"If Fidel had been in charge, he'd have started a speech that would still be going, and he'd blame the imperialists for the storm," she said. "Raúl devoted three sentences to it in a speech and blamed climate change. He told us that the ruin came to $499 million, and he ordered repair crews to work on the damage."
She also credits the new provisional president with a measure of expanded inmate rehabilitation programs. "I tell you," she said, "I've known two leaders in my life, Fidel and Raúl. I'm not a fan of Raúl's, but I believe what I see."
I got another indication of Havana's mood when I joined a dozen artists, filmmakers and writers around a table of good cheer at a private residence, pouring glass after glass of Havana Club rum. One fellow laughed about the time years ago when culture authorities had tried to discourage him from painting a certain way because it was considered counterrevolutionary. Everyone lifted their copitas at the distant memory, and someone else talked about the difficulty the late gay poet Virgilio Piñera had experienced getting published. The table nodded, and someone piped up, "Clothes. Remember we were told we couldn't wear narrow straight pants?" "Yes, and we couldn't wear our hair in Afros! They said it was ideologically diverting." More laughter. I started to hum Dean Martin's "Memories Are Made of This."

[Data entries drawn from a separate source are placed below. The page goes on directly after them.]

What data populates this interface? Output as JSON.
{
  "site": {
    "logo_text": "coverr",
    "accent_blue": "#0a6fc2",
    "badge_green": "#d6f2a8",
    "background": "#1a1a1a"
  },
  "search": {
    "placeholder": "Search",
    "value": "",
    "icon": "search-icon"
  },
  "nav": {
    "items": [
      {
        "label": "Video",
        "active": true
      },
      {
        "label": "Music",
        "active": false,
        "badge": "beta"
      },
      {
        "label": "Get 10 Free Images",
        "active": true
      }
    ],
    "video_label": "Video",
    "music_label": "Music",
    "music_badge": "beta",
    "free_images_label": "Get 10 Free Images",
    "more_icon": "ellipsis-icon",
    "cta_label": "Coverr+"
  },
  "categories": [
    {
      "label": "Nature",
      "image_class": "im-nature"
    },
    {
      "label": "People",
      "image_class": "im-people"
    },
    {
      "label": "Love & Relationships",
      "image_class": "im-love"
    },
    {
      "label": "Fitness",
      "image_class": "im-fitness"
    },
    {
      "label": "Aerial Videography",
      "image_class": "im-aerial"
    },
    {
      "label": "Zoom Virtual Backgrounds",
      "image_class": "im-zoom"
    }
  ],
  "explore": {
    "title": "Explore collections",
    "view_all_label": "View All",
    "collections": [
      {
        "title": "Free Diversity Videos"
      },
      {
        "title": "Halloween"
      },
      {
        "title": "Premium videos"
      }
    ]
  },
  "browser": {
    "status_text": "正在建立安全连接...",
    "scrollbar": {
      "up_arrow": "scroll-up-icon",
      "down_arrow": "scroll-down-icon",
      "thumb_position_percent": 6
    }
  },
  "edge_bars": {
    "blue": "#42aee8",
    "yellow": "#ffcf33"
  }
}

"I used to listen to the Beatles on a cassette player in the bushes down by the Almendares," one fellow said. On and on these intellectuals one-upped each other, chortling at memories of authoritarian rule under Fidel. They spoke of the era of cultural autocracy in the past tense, as if it had happened under a previous regime. I asked whether they could have had this conversation 20 years ago. "Are you kidding?" a woman replied. "It would have been suspect just to have a dozen people meeting like this." The liberating air of Fidel's absence gave them enough freedom to indulge in repression nostalgia.
The music of the moment is reggaeton. Under Fidel it was salsa. Reggaeton -- a blend of reggae, Latin beats and hip-hop -- fills theaters with madly cheering fans. At Havana's Teatro América, I saw thousands of Cubans applauding wildly, singing along with the two-man Gente de Zona, whose songs they knew from radio play. The young performers, whose suspenders and gold chains drooped at their sides, poured beer on their bare chests to reflect the spotlight better. Raúl and Fidel were far away.

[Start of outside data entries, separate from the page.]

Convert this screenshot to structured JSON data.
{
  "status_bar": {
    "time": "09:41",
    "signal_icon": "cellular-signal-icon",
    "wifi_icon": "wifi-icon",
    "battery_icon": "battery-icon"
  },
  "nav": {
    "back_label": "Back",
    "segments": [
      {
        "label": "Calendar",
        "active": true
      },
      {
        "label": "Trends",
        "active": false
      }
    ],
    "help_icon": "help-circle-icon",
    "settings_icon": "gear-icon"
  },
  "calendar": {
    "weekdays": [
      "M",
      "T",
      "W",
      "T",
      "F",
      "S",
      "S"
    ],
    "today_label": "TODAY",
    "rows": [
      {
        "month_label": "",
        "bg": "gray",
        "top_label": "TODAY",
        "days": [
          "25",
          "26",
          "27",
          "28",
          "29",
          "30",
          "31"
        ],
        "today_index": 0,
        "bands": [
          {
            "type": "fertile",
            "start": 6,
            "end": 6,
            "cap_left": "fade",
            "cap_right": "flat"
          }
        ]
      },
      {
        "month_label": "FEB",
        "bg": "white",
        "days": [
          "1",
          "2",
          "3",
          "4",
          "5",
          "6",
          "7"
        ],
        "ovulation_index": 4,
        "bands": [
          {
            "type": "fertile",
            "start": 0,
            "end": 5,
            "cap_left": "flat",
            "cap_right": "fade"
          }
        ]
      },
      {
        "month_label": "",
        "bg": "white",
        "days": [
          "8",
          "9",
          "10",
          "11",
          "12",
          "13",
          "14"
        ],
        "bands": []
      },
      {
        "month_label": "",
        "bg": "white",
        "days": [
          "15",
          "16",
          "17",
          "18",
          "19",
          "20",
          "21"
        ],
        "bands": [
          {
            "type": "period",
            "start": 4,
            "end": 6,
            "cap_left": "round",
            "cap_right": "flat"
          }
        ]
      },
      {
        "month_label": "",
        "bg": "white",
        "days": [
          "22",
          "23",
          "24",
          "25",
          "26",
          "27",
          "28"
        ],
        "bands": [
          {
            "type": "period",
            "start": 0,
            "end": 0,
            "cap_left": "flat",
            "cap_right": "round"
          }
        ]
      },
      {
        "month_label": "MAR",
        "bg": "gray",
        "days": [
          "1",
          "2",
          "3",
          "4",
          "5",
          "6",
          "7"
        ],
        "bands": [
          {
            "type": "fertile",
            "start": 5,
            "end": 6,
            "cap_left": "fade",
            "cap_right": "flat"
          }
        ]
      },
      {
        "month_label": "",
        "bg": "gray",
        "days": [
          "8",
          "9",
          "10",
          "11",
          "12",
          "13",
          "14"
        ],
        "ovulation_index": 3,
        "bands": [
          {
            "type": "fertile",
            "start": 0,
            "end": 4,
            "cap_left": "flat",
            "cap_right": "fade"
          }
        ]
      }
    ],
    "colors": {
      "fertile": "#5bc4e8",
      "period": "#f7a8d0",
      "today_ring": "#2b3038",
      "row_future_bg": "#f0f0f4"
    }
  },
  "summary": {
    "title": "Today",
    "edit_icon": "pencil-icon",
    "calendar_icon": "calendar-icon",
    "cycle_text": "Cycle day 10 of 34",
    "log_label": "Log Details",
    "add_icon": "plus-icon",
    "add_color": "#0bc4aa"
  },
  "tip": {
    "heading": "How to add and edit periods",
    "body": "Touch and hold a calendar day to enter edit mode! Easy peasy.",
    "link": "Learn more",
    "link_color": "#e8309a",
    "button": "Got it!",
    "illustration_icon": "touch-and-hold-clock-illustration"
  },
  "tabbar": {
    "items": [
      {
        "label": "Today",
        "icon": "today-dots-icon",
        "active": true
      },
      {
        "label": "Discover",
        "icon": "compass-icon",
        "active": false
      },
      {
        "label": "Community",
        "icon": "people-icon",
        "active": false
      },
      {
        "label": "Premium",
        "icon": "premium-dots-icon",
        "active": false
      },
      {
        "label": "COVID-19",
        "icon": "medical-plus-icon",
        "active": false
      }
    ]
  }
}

Out in the provinces, though, life goes on much as it did in the past, regardless of which Castro heads the government. In Camaguey, long supportive of Fidel, the streets are filled with as many bicycles as cars. The bread man pulls his cart through residential neighborhoods, selling loaves of soft white bread with a crumbly crust for five pesos (about a quarter), while another street merchant buys empty rum bottles for a peso to sell at a modest profit at a recycling center. A local businessman named Luis, watching the passing scene with me, reflected on the hardships that, despite Raúl, remain glaringly apparent.
"What we need," he finally said, "is a Cuban Gorbachev."
Few of his compatriots would put it that way, but it was a note of budding hope for his country's future.
Tom Miller, the author of "Trading With the Enemy: A Yankee Travels Through Castro's Cuba," has been visiting Cuba regularly since 1987.